[[ Excerpted records, beginning ]]

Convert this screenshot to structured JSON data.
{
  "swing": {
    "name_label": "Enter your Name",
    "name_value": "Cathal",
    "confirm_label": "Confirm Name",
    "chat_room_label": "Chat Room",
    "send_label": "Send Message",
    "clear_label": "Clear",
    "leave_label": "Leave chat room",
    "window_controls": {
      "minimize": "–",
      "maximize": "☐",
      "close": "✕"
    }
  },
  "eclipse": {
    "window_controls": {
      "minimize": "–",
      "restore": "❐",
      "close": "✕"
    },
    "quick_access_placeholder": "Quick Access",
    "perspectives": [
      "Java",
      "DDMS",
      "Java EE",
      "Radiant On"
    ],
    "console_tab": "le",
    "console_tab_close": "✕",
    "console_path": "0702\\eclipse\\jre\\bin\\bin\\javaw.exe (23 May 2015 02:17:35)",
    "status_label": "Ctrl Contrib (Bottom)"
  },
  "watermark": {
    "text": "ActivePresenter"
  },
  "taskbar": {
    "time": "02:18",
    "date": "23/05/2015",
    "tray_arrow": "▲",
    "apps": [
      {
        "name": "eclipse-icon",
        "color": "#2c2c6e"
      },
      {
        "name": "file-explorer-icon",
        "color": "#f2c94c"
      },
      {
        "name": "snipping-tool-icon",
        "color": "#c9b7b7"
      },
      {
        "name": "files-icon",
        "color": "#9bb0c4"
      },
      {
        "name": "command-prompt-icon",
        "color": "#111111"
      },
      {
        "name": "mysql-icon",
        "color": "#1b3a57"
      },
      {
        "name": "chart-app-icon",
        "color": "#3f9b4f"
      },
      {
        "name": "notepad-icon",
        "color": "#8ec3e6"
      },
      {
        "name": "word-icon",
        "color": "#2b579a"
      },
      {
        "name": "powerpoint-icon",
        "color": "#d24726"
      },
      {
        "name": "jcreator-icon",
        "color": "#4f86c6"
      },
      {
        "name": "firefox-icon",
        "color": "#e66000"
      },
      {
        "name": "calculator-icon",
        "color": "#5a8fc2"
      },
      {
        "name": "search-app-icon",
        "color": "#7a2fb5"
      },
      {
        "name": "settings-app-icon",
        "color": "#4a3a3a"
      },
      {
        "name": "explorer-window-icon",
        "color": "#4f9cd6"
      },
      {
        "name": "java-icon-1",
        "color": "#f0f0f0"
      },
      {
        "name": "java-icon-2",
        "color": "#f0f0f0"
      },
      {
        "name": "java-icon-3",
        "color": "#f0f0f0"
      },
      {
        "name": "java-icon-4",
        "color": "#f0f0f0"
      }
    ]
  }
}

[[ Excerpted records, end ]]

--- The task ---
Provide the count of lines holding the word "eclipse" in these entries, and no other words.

--- Response ---
3